(Beginning of EXERCISE INPUT)
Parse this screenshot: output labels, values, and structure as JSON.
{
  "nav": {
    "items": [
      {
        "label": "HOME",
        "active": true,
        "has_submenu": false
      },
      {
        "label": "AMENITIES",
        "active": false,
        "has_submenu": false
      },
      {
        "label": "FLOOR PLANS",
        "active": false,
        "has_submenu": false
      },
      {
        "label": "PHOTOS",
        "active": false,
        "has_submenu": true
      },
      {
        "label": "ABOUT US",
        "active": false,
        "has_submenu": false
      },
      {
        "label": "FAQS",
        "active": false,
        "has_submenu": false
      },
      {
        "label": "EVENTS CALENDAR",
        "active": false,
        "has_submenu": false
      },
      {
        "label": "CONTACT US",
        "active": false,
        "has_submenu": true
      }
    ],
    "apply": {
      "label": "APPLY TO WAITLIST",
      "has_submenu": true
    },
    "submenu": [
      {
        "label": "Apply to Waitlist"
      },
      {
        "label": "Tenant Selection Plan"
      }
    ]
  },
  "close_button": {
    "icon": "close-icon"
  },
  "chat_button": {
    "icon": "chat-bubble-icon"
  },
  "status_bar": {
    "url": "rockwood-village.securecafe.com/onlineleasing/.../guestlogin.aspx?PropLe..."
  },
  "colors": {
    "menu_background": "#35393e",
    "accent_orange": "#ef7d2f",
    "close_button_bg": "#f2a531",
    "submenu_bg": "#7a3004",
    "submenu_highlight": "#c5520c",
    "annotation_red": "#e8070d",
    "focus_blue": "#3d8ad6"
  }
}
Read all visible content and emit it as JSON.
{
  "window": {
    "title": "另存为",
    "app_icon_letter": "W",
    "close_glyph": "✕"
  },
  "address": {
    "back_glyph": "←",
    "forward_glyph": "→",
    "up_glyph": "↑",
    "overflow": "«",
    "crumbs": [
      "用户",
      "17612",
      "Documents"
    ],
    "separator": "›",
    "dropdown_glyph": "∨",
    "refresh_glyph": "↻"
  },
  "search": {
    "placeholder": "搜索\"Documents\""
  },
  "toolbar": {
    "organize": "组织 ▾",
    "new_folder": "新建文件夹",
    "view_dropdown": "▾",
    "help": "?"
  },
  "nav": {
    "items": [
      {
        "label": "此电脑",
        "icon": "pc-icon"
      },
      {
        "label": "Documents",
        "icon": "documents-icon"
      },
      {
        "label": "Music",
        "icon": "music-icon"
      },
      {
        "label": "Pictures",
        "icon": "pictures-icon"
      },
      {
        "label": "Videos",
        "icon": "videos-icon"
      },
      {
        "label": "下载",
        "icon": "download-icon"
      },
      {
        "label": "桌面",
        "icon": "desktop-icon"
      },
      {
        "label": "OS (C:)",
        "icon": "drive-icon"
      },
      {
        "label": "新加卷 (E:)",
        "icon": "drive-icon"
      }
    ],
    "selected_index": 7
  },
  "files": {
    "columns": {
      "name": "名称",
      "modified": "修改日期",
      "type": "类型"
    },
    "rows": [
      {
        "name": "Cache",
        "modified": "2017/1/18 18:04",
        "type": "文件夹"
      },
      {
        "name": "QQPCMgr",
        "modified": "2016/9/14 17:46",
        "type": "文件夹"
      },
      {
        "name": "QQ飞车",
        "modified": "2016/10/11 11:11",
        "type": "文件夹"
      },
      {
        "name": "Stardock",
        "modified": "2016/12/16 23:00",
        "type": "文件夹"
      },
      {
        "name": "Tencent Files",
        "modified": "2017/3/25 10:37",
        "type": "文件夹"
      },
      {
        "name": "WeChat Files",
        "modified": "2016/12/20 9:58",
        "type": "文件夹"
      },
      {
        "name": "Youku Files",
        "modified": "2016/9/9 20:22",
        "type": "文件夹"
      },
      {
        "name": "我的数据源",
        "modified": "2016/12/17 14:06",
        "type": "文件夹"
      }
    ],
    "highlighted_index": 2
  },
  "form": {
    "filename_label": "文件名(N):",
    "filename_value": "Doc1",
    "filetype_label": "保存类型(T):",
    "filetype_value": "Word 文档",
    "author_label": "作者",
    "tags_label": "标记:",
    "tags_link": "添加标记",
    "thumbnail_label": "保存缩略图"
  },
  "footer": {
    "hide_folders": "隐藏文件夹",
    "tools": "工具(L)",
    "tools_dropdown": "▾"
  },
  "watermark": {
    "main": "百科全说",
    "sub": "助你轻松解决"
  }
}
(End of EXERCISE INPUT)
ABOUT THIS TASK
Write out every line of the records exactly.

OUTPUT FOR THIS TASK
Parse this screenshot: output labels, values, and structure as JSON.
{
  "nav": {
    "items": [
      {
        "label": "HOME",
        "active": true,
        "has_submenu": false
      },
      {
        "label": "AMENITIES",
        "active": false,
        "has_submenu": false
      },
      {
        "label": "FLOOR PLANS",
        "active": false,
        "has_submenu": false
      },
      {
        "label": "PHOTOS",
        "active": false,
        "has_submenu": true
      },
      {
        "label": "ABOUT US",
        "active": false,
        "has_submenu": false
      },
      {
        "label": "FAQS",
        "active": false,
        "has_submenu": false
      },
      {
        "label": "EVENTS CALENDAR",
        "active": false,
        "has_submenu": false
      },
      {
        "label": "CONTACT US",
        "active": false,
        "has_submenu": true
      }
    ],
    "apply": {
      "label": "APPLY TO WAITLIST",
      "has_submenu": true
    },
    "submenu": [
      {
        "label": "Apply to Waitlist"
      },
      {
        "label": "Tenant Selection Plan"
      }
    ]
  },
  "close_button": {
    "icon": "close-icon"
  },
  "chat_button": {
    "icon": "chat-bubble-icon"
  },
  "status_bar": {
    "url": "rockwood-village.securecafe.com/onlineleasing/.../guestlogin.aspx?PropLe..."
  },
  "colors": {
    "menu_background": "#35393e",
    "accent_orange": "#ef7d2f",
    "close_button_bg": "#f2a531",
    "submenu_bg": "#7a3004",
    "submenu_highlight": "#c5520c",
    "annotation_red": "#e8070d",
    "focus_blue": "#3d8ad6"
  }
}
Read all visible content and emit it as JSON.
{
  "window": {
    "title": "另存为",
    "app_icon_letter": "W",
    "close_glyph": "✕"
  },
  "address": {
    "back_glyph": "←",
    "forward_glyph": "→",
    "up_glyph": "↑",
    "overflow": "«",
    "crumbs": [
      "用户",
      "17612",
      "Documents"
    ],
    "separator": "›",
    "dropdown_glyph": "∨",
    "refresh_glyph": "↻"
  },
  "search": {
    "placeholder": "搜索\"Documents\""
  },
  "toolbar": {
    "organize": "组织 ▾",
    "new_folder": "新建文件夹",
    "view_dropdown": "▾",
    "help": "?"
  },
  "nav": {
    "items": [
      {
        "label": "此电脑",
        "icon": "pc-icon"
      },
      {
        "label": "Documents",
        "icon": "documents-icon"
      },
      {
        "label": "Music",
        "icon": "music-icon"
      },
      {
        "label": "Pictures",
        "icon": "pictures-icon"
      },
      {
        "label": "Videos",
        "icon": "videos-icon"
      },
      {
        "label": "下载",
        "icon": "download-icon"
      },
      {
        "label": "桌面",
        "icon": "desktop-icon"
      },
      {
        "label": "OS (C:)",
        "icon": "drive-icon"
      },
      {
        "label": "新加卷 (E:)",
        "icon": "drive-icon"
      }
    ],
    "selected_index": 7
  },
  "files": {
    "columns": {
      "name": "名称",
      "modified": "修改日期",
      "type": "类型"
    },
    "rows": [
      {
        "name": "Cache",
        "modified": "2017/1/18 18:04",
        "type": "文件夹"
      },
      {
        "name": "QQPCMgr",
        "modified": "2016/9/14 17:46",
        "type": "文件夹"
      },
      {
        "name": "QQ飞车",
        "modified": "2016/10/11 11:11",
        "type": "文件夹"
      },
      {
        "name": "Stardock",
        "modified": "2016/12/16 23:00",
        "type": "文件夹"
      },
      {
        "name": "Tencent Files",
        "modified": "2017/3/25 10:37",
        "type": "文件夹"
      },
      {
        "name": "WeChat Files",
        "modified": "2016/12/20 9:58",
        "type": "文件夹"
      },
      {
        "name": "Youku Files",
        "modified": "2016/9/9 20:22",
        "type": "文件夹"
      },
      {
        "name": "我的数据源",
        "modified": "2016/12/17 14:06",
        "type": "文件夹"
      }
    ],
    "highlighted_index": 2
  },
  "form": {
    "filename_label": "文件名(N):",
    "filename_value": "Doc1",
    "filetype_label": "保存类型(T):",
    "filetype_value": "Word 文档",
    "author_label": "作者",
    "tags_label": "标记:",
    "tags_link": "添加标记",
    "thumbnail_label": "保存缩略图"
  },
  "footer": {
    "hide_folders": "隐藏文件夹",
    "tools": "工具(L)",
    "tools_dropdown": "▾"
  },
  "watermark": {
    "main": "百科全说",
    "sub": "助你轻松解决"
  }
}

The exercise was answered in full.